Data section:
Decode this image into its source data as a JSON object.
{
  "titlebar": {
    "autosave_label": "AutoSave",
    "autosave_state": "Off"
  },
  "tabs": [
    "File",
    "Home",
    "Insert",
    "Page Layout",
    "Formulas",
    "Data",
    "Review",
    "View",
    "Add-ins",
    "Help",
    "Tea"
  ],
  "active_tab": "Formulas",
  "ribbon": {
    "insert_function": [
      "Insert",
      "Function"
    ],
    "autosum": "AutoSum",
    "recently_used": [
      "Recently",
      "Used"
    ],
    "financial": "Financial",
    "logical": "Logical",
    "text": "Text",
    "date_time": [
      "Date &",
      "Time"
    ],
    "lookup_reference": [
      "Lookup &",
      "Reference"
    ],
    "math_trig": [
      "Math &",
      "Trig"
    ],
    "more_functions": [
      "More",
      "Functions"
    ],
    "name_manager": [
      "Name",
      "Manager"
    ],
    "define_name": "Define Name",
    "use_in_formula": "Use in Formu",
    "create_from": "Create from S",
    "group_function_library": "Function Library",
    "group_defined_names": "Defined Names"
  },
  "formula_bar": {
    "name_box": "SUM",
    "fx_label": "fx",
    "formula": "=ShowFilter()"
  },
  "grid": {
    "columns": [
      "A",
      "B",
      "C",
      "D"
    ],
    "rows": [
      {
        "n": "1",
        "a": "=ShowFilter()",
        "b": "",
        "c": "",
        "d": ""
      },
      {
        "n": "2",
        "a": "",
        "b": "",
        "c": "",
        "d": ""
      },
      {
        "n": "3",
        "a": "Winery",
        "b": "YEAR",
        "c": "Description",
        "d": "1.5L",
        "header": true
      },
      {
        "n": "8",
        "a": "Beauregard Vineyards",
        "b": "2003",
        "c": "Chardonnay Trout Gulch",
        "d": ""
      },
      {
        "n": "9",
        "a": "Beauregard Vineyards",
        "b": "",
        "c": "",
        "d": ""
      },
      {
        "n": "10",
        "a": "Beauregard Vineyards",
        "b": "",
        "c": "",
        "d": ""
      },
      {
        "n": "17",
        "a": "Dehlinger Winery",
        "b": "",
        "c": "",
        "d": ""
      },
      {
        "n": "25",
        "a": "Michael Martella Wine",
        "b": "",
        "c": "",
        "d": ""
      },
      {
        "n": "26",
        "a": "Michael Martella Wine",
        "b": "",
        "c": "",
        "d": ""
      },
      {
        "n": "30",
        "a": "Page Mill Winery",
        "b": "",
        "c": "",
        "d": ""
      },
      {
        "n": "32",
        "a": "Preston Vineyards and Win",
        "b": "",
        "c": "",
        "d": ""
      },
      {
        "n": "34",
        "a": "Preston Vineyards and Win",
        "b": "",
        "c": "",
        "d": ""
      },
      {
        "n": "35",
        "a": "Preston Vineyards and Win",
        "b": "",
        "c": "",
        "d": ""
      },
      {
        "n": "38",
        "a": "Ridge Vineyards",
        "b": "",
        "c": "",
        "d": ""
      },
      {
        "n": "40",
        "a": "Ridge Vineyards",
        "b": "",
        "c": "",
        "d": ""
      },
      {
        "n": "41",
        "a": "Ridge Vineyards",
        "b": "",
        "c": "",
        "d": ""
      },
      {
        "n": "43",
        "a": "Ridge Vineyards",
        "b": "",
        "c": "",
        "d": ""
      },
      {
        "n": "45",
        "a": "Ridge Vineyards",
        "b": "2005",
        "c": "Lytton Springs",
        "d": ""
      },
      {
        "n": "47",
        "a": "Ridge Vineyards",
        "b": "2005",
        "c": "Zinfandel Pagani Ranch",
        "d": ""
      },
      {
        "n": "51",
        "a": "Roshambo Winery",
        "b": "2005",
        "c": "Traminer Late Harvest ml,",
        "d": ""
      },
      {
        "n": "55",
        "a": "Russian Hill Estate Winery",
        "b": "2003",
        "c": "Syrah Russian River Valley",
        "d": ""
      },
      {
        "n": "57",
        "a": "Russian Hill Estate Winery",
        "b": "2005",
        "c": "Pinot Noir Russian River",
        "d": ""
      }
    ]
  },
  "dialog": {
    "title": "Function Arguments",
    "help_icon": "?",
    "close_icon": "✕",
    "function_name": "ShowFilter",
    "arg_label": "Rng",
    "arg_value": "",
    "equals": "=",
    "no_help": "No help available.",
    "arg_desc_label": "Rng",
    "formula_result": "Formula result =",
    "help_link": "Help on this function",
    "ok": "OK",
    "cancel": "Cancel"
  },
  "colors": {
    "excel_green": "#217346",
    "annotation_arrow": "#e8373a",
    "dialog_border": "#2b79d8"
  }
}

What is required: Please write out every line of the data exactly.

Your solution:
Decode this image into its source data as a JSON object.
{
  "titlebar": {
    "autosave_label": "AutoSave",
    "autosave_state": "Off"
  },
  "tabs": [
    "File",
    "Home",
    "Insert",
    "Page Layout",
    "Formulas",
    "Data",
    "Review",
    "View",
    "Add-ins",
    "Help",
    "Tea"
  ],
  "active_tab": "Formulas",
  "ribbon": {
    "insert_function": [
      "Insert",
      "Function"
    ],
    "autosum": "AutoSum",
    "recently_used": [
      "Recently",
      "Used"
    ],
    "financial": "Financial",
    "logical": "Logical",
    "text": "Text",
    "date_time": [
      "Date &",
      "Time"
    ],
    "lookup_reference": [
      "Lookup &",
      "Reference"
    ],
    "math_trig": [
      "Math &",
      "Trig"
    ],
    "more_functions": [
      "More",
      "Functions"
    ],
    "name_manager": [
      "Name",
      "Manager"
    ],
    "define_name": "Define Name",
    "use_in_formula": "Use in Formu",
    "create_from": "Create from S",
    "group_function_library": "Function Library",
    "group_defined_names": "Defined Names"
  },
  "formula_bar": {
    "name_box": "SUM",
    "fx_label": "fx",
    "formula": "=ShowFilter()"
  },
  "grid": {
    "columns": [
      "A",
      "B",
      "C",
      "D"
    ],
    "rows": [
      {
        "n": "1",
        "a": "=ShowFilter()",
        "b": "",
        "c": "",
        "d": ""
      },
      {
        "n": "2",
        "a": "",
        "b": "",
        "c": "",
        "d": ""
      },
      {
        "n": "3",
        "a": "Winery",
        "b": "YEAR",
        "c": "Description",
        "d": "1.5L",
        "header": true
      },
      {
        "n": "8",
        "a": "Beauregard Vineyards",
        "b": "2003",
        "c": "Chardonnay Trout Gulch",
        "d": ""
      },
      {
        "n": "9",
        "a": "Beauregard Vineyards",
        "b": "",
        "c": "",
        "d": ""
      },
      {
        "n": "10",
        "a": "Beauregard Vineyards",
        "b": "",
        "c": "",
        "d": ""
      },
      {
        "n": "17",
        "a": "Dehlinger Winery",
        "b": "",
        "c": "",
        "d": ""
      },
      {
        "n": "25",
        "a": "Michael Martella Wine",
        "b": "",
        "c": "",
        "d": ""
      },
      {
        "n": "26",
        "a": "Michael Martella Wine",
        "b": "",
        "c": "",
        "d": ""
      },
      {
        "n": "30",
        "a": "Page Mill Winery",
        "b": "",
        "c": "",
        "d": ""
      },
      {
        "n": "32",
        "a": "Preston Vineyards and Win",
        "b": "",
        "c": "",
        "d": ""
      },
      {
        "n": "34",
        "a": "Preston Vineyards and Win",
        "b": "",
        "c": "",
        "d": ""
      },
      {
        "n": "35",
        "a": "Preston Vineyards and Win",
        "b": "",
        "c": "",
        "d": ""
      },
      {
        "n": "38",
        "a": "Ridge Vineyards",
        "b": "",
        "c": "",
        "d": ""
      },
      {
        "n": "40",
        "a": "Ridge Vineyards",
        "b": "",
        "c": "",
        "d": ""
      },
      {
        "n": "41",
        "a": "Ridge Vineyards",
        "b": "",
        "c": "",
        "d": ""
      },
      {
        "n": "43",
        "a": "Ridge Vineyards",
        "b": "",
        "c": "",
        "d": ""
      },
      {
        "n": "45",
        "a": "Ridge Vineyards",
        "b": "2005",
        "c": "Lytton Springs",
        "d": ""
      },
      {
        "n": "47",
        "a": "Ridge Vineyards",
        "b": "2005",
        "c": "Zinfandel Pagani Ranch",
        "d": ""
      },
      {
        "n": "51",
        "a": "Roshambo Winery",
        "b": "2005",
        "c": "Traminer Late Harvest ml,",
        "d": ""
      },
      {
        "n": "55",
        "a": "Russian Hill Estate Winery",
        "b": "2003",
        "c": "Syrah Russian River Valley",
        "d": ""
      },
      {
        "n": "57",
        "a": "Russian Hill Estate Winery",
        "b": "2005",
        "c": "Pinot Noir Russian River",
        "d": ""
      }
    ]
  },
  "dialog": {
    "title": "Function Arguments",
    "help_icon": "?",
    "close_icon": "✕",
    "function_name": "ShowFilter",
    "arg_label": "Rng",
    "arg_value": "",
    "equals": "=",
    "no_help": "No help available.",
    "arg_desc_label": "Rng",
    "formula_result": "Formula result =",
    "help_link": "Help on this function",
    "ok": "OK",
    "cancel": "Cancel"
  },
  "colors": {
    "excel_green": "#217346",
    "annotation_arrow": "#e8373a",
    "dialog_border": "#2b79d8"
  }
}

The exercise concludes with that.